Dystrophin has been shown to be associated in cells with actin bundles. Dys-246, an N-terminal recombinant protein encoding the first 246 residues of dystrophin, includes two calponin-homology (CH) domains, and is similar to a large class of F-actin cross-linking proteins including alpha-actinin, fimbrin, and spectrin. It has been shown that expression or microinjection of amino-terminal fragments of dystrophin or the closely related utrophin resulted in the localization of these protein domains to actin bundles. However, in vitro studies have failed to detect any bundling of actin by either intact dystrophin or Dys-246. We show here that the structure of F-actin can be modulated so that there are two modes of Dys-246 binding, from bundling actin filaments to only binding to single filaments. The changes in F-actin structure that allow Dys-246 to bundle filaments are induced by covalent modification of Cys-374, proteolytic cleavage of F-actin's C-terminus, mutation of yeast actin's N-terminus, and different buffers. The present results suggest that F-actin's structural state can have a large influence on the nature of actin's interaction with other proteins, and these different states need to be considered when conducting in vitro assays.  (+info)

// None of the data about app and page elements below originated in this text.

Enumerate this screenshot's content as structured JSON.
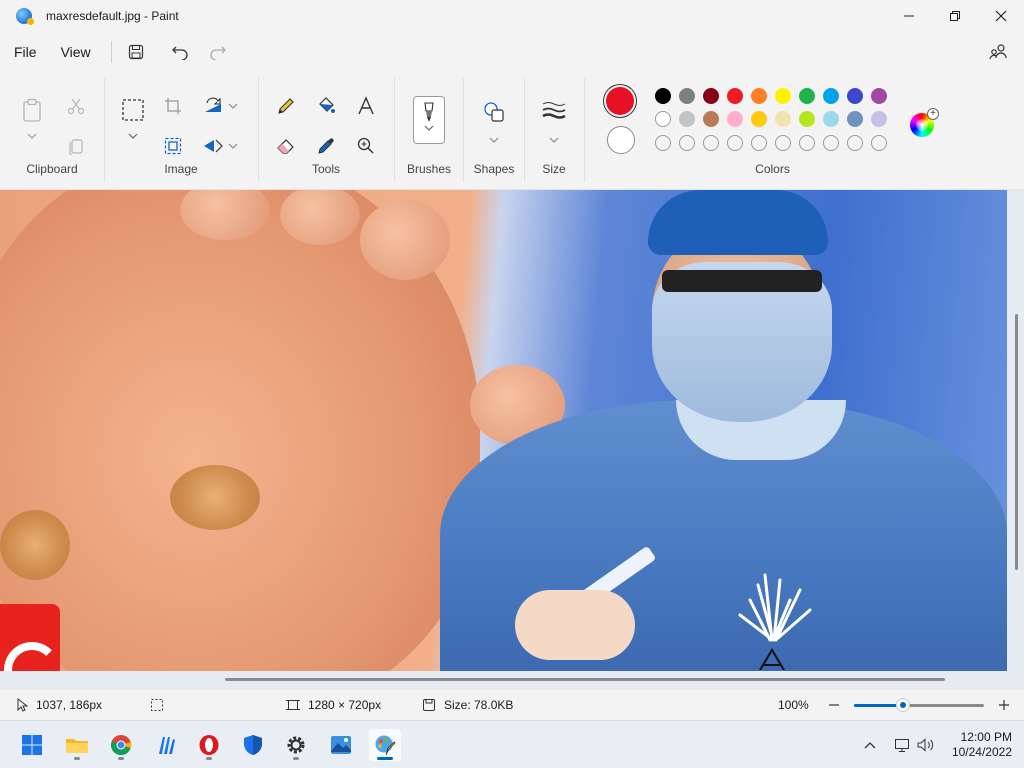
{
  "window": {
    "title": "maxresdefault.jpg - Paint",
    "controls": [
      "minimize",
      "maximize",
      "close"
    ]
  },
  "menu": {
    "file": "File",
    "view": "View"
  },
  "ribbon": {
    "groups": {
      "clipboard": "Clipboard",
      "image": "Image",
      "tools": "Tools",
      "brushes": "Brushes",
      "shapes": "Shapes",
      "size": "Size",
      "colors": "Colors"
    }
  },
  "colors": {
    "primary": "#e81123",
    "secondary": "#ffffff",
    "row1": [
      "#000000",
      "#7f7f7f",
      "#880015",
      "#ed1c24",
      "#ff7f27",
      "#fff200",
      "#22b14c",
      "#00a2e8",
      "#3f48cc",
      "#a349a4"
    ],
    "row2": [
      "#ffffff",
      "#c3c3c3",
      "#b97a57",
      "#ffaec9",
      "#ffc90e",
      "#efe4b0",
      "#b5e61d",
      "#99d9ea",
      "#7092be",
      "#c8bfe7"
    ],
    "row3_empty_count": 10
  },
  "status": {
    "cursor_position": "1037, 186px",
    "canvas_size": "1280 × 720px",
    "file_size": "Size: 78.0KB",
    "zoom": "100%",
    "zoom_fraction": 0.38
  },
  "taskbar": {
    "apps": [
      "start",
      "file-explorer",
      "chrome",
      "app-store",
      "opera",
      "defender",
      "settings",
      "photos",
      "paint"
    ],
    "active_app": "paint",
    "time": "12:00 PM",
    "date": "10/24/2022"
  }
}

  • HEPES (N-2-hydroxyethylpiperazine-N-2-ethane sulfonic acid) is a general purpose zwitterionic organic chemical buffering agent which does not bind magnesium, calcium, manganese(II) or copper (II) ions. (mpbio.com)
  • 1) Hegetschweiler and Saltman, Interaction of copper(II) with N-(2-hydroxyethyl)piperazine-N'-ethanesulfonic acid (HEPES), Inorg. (p212121.com)
  • In this work, three-dimensional branched gold nanocrystals were produced at high yield by reacting an aqueous solution of chloroauric acid with a Good's buffer, HEPES, at room temperature. (p212121.com)
  • A HEPES that is ethanesulfonic acid in which one of the methyl hydrogens is replaced by a 4-(2-hydroxyethyl)piperazin-1-yl group. (ebi.ac.uk)
  • Studies have indicated that 20 mM HEPES is the most satisfactory concentration of the buffer when both Hanks' and Earle's solutions are used. (mpbio.com)
  • Maximum activation was reached at different K+ concentrations depending on the buffering species: in TRIS/HCl buffer, 100 mM K+ was the most effective, whereas in HEPES/KOH buffer, maximum activity was reached at about 200 mM K+ concentration. (ctskinhibito.com)
  • A simple mixing table for preparing 0.05 M HEPES/NaOH has been published. (mpbio.com)
  • HEPES is a good buffering choice for many cell culture systems because it is membrane impermeable, has limited effect on biochemical reactions, is chemically and enzymatically stable, and has very low visible and UV light absorbance. (mpbio.com)
  • This makes HEPES RPMI 25 milli-molar media with or without L-glutamine a more effective buffering agent for maintaining enzyme structure and function at low temperatures. (gentaur.com)
  • HEPES is the recommended buffer for the glutamate binding assay because it prevents binding to non-receptor materials. (mpbio.com)
  • HEPES has been evaluated and shown to be suitable for use with Ampholines in generating pH gradients less than 1 pH unit wide for isolectric focusing applications. (mpbio.com)
  • HEPES is like water in that its dissociation decreases as the temperature decreases. (wikipedia.org)
  • Furthermore, evaluation of HEPES contents using both TLC assays by 28 subjects supported the conclusion that the newly developed TLC method is clearly favorable. (ejnmmigateway.net)